by Guest Writer
By Jim Tonkowich
This week Dr. Kermit Gosnell, the Philadelphia abortionist, was sentenced to life in prison for the murder of three infants who were born alive in his clinic. In addition, he was convicted of involuntary manslaughter in the death of a patient and more than 200 other criminal counts.
As the Gosnell trial was going on, former employees of a Texas clinic came forward with stories even more gruesome than the testimony given in the Gosnell trial.
One of the former employees alleges that Dr. Douglas Karpen, when performing late-term abortions, “would sometimes deliver the babies feet first with the toes wiggling until he stabbed them with a surgical implement. At the moment the toes would suddenly splay out before going limp. Sometimes he would kill the babies by ‘twisting the head off the neck…’”
Meanwhile, a Delaware abortion clinic was temporarily closed after multiple botched abortions and conditions their staff regarded as unsanitary and unsafe. A North Carolina abortion clinic lost its license as well. The state cited conditions that “present an imminent danger to the health, safety and welfare of the clients and that emergency action is required to protect the clients.” This came on the heels of an inspection last December that found “dead insects, blood splatters and dirty surgical instruments.”
Disgusting, inhumane, vile, and any others of a host of possible adjectives could be used to describe all this, but let me suggest that the most apropos is “expected.”
Jay Budziszewski points out in his book What We Can’t Not Know that we have both a shallow conscience and a deep conscience.
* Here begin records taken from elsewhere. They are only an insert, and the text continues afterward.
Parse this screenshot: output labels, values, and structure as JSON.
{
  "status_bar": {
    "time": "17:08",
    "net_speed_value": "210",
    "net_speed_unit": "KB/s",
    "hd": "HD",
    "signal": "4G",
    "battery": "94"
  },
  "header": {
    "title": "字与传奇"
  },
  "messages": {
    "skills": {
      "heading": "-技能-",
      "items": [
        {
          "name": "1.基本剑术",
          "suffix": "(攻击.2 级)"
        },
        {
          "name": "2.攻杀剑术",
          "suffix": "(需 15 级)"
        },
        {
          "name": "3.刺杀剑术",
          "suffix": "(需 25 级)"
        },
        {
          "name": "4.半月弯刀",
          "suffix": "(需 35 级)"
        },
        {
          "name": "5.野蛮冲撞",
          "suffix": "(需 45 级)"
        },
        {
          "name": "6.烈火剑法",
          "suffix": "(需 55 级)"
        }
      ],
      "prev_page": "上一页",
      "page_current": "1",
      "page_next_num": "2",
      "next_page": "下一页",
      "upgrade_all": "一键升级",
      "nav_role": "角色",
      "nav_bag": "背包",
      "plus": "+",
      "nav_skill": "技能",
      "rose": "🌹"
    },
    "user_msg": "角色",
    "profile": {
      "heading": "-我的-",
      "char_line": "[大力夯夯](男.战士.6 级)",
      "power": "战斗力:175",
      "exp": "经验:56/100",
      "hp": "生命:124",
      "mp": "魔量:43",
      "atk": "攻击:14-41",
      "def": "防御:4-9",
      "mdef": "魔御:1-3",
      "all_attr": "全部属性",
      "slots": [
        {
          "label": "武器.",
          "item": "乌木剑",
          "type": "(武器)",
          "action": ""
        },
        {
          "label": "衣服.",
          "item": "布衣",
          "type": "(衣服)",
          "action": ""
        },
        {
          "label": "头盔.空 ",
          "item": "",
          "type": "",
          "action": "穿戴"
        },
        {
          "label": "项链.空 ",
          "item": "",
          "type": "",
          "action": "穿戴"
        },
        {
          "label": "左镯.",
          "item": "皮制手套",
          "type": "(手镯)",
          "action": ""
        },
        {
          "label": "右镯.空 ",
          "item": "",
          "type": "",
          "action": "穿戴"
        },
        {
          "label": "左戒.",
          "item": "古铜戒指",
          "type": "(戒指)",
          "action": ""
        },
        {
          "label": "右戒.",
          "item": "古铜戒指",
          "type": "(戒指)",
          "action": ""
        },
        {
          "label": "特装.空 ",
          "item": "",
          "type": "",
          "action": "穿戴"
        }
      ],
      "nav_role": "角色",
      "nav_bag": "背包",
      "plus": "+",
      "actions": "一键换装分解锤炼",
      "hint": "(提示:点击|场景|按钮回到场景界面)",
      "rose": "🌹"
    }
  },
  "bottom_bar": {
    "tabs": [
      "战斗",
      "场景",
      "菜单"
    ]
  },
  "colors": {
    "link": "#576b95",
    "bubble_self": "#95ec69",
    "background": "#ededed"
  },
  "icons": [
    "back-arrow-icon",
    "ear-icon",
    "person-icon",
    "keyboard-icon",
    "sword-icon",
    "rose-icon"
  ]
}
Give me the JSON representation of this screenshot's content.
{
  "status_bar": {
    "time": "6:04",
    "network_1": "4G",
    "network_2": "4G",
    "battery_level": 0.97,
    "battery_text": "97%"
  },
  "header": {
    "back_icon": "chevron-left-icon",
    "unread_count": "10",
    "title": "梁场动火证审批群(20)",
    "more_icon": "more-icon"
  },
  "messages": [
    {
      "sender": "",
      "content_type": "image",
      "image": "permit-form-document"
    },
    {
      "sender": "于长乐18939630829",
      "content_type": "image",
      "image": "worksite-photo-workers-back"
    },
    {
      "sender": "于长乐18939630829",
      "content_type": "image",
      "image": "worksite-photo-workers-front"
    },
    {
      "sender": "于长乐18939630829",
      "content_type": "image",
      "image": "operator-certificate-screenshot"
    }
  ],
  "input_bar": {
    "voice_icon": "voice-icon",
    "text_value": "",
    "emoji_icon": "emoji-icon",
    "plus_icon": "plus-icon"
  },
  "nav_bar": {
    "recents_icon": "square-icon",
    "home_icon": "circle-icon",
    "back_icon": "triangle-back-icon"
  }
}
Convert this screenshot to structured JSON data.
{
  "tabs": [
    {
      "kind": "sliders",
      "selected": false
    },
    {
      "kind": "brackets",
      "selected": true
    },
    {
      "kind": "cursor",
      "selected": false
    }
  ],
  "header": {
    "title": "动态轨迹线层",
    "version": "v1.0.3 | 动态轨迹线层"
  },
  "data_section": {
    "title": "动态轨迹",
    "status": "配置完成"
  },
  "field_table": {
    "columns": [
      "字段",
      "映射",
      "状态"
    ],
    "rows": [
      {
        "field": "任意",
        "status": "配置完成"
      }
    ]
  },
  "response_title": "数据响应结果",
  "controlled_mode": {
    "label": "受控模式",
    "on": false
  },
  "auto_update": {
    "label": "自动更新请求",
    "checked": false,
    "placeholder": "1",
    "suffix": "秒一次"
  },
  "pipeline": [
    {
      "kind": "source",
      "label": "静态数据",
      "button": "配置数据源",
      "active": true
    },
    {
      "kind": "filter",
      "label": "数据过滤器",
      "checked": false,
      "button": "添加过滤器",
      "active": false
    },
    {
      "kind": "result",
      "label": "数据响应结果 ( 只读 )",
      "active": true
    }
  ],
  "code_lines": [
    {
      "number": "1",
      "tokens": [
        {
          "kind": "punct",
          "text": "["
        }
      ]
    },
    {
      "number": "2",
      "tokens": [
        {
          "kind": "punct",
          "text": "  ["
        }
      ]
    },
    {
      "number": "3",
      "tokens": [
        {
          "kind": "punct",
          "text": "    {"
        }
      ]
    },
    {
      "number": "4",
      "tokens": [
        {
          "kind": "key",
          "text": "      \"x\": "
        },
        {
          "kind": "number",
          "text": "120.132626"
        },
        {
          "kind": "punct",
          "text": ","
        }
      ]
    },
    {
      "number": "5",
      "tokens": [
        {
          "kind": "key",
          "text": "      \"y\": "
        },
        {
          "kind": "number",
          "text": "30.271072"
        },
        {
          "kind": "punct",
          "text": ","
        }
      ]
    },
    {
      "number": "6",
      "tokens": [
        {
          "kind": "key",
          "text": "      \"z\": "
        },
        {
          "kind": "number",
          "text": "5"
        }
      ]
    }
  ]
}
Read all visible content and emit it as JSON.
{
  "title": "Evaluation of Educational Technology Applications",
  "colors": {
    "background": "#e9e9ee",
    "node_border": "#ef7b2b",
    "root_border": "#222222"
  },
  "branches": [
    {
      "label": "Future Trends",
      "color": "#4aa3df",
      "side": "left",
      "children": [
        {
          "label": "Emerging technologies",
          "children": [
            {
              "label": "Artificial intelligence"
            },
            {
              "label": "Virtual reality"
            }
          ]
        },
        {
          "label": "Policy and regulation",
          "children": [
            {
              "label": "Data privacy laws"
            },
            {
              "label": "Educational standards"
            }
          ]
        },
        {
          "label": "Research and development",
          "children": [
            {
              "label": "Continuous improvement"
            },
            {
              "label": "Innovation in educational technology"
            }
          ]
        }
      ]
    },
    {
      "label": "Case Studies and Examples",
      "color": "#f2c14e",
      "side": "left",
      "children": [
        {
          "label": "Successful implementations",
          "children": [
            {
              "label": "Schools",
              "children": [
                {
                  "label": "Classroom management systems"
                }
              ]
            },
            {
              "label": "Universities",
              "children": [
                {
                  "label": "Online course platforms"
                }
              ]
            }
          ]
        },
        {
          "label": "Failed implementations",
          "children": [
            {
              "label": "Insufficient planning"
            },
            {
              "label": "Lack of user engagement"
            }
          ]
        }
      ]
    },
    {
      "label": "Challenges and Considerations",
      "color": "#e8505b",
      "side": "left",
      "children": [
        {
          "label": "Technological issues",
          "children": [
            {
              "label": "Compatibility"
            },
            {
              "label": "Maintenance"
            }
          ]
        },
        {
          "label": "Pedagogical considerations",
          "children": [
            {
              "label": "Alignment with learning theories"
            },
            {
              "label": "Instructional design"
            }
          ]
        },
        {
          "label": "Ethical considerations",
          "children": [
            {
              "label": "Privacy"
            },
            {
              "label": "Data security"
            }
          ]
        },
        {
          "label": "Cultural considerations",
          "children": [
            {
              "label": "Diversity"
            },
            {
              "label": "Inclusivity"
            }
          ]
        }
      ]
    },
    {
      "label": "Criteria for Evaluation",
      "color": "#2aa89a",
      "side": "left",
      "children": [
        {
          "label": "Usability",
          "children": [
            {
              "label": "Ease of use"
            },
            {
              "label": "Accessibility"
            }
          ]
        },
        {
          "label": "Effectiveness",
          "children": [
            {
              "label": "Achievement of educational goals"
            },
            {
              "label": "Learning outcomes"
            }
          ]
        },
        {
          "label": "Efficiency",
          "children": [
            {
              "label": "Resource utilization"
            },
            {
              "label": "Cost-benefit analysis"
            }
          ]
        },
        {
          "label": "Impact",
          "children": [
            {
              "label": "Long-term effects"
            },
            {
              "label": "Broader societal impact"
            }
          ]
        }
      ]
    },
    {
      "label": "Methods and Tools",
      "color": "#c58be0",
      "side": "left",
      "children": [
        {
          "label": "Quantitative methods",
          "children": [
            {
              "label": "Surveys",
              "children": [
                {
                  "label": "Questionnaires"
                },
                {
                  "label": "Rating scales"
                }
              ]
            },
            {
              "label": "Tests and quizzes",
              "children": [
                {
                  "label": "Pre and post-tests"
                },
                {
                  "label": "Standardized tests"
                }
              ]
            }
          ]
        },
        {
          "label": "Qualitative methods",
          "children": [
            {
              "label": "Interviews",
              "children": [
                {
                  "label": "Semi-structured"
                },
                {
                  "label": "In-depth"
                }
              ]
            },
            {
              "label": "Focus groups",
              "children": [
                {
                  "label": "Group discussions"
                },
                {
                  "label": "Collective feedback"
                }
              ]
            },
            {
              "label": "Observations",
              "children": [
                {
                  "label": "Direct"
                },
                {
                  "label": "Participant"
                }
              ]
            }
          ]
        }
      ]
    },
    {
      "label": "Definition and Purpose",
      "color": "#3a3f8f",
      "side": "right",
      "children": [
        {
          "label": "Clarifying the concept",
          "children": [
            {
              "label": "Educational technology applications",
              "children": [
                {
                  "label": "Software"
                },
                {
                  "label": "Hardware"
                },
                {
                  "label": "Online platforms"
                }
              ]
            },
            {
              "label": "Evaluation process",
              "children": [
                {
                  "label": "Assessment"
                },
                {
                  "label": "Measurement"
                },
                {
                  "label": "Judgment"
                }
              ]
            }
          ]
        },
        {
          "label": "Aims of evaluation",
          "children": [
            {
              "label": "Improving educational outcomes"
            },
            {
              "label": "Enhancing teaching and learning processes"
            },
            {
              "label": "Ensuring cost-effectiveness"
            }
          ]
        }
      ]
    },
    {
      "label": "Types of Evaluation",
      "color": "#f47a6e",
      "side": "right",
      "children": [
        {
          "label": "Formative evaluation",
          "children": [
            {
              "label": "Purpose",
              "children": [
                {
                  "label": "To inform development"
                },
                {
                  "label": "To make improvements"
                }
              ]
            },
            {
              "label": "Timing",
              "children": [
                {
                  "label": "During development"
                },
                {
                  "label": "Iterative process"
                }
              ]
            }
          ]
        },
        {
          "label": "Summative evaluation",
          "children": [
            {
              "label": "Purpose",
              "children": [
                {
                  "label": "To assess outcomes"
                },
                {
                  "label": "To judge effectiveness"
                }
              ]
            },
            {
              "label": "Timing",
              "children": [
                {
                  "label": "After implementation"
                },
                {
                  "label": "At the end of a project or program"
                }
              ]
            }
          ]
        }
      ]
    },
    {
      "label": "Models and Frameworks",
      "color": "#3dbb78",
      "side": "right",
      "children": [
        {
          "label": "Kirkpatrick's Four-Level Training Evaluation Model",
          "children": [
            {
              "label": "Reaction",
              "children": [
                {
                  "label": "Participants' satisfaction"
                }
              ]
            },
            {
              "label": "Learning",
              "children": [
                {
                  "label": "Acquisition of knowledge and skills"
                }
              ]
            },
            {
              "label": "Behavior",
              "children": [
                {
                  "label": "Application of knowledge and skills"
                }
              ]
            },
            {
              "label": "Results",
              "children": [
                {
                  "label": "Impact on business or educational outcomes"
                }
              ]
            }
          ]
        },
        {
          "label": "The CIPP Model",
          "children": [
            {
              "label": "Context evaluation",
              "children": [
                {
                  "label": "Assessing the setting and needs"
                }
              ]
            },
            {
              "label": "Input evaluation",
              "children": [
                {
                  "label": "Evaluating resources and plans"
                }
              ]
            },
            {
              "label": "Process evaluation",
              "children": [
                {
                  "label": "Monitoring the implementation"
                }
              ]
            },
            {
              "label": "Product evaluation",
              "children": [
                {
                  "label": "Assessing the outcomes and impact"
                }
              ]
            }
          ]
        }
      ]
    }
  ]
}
The shallow conscience is about feelings. If I tell a lie, I may feel guilty for doing what I know is wrong. On the other hand, I may not feel guilty. I may lie all the time and, as a result, my internal moral warning system no longer functions properly.
Deep conscience, by contrast, is not about what we feel. Deep conscience is about what we, because we are human, know. Whether I feel guilty about my lie or not, deep inside, because I am made in the image of God, I know lying is wrong. Budziszewski writes, “We sometimes imagine that to lack guilt feelings is to lack conscience, but deep conscience is knowledge, not feelings, and guilty knowledge darkly asserts itself regardless of the state of the feelings.”
Because we are human beings, our deep consciences know that taking innocent human life is always morally wrong. We may (and do) tell ourselves that this or that situation is “different,” or that sometimes tragically an innocent human must be killed for a greater good, or that the innocent whose life is being taken isn’t really or fully human. This can quiet our shallow consciences so that we’ll feel okay about the killing, but our deep consciences can’t be fooled. We know we’re telling ourselves lies and pretending they’re true.
The result is an interior distortion. Like Oscar Wilde’s Picture of Dorian Gray, breaking the moral law — that is, sin — turns us, over time, into monsters. If Jesus is the pattern of true humanity (and he is), breaking the moral law, the law that our deep conscience can’t not know, distorts the image of God in us and thus makes us increasingly less human.
As we become less human, we begin to see others as less human as well. We view them as means rather than ends. And so someone who repeatedly murders innocents by abortion will eventually become unable to care for others and standards slip and slip and slip. The nature of sin and the way it operates on the soul makes Kermit Gosnell, Douglas Karpen, and who knows how many others as predictable as the sunrise.
In Evangelium Vitae (On the Inviolability of the Human Life), [John Paul II] wrote, “Not only is the fact of the destruction of so many human lives still to be born or in their final stage extremely grave and disturbing, but no less grave and disturbing is the fact that conscience itself, darkened as it were by such widespread conditioning, is finding it increasingly difficult to distinguish between good and evil in what concerns the basic value of human life.”
Here, too, is the opportunity the Gosnell case presents: It informs our national conscience and demands our urgent attention and action.
Of course, sin doesn’t only distort abortionists. All sin distorts our souls, makes us less human, and breaks down the love we owe one another. Our urgent attention and action to fight includes not only the sin of abortion, but sin of every kind — personal and corporate.
This blog post originally appeared as an article on the Religion Today website.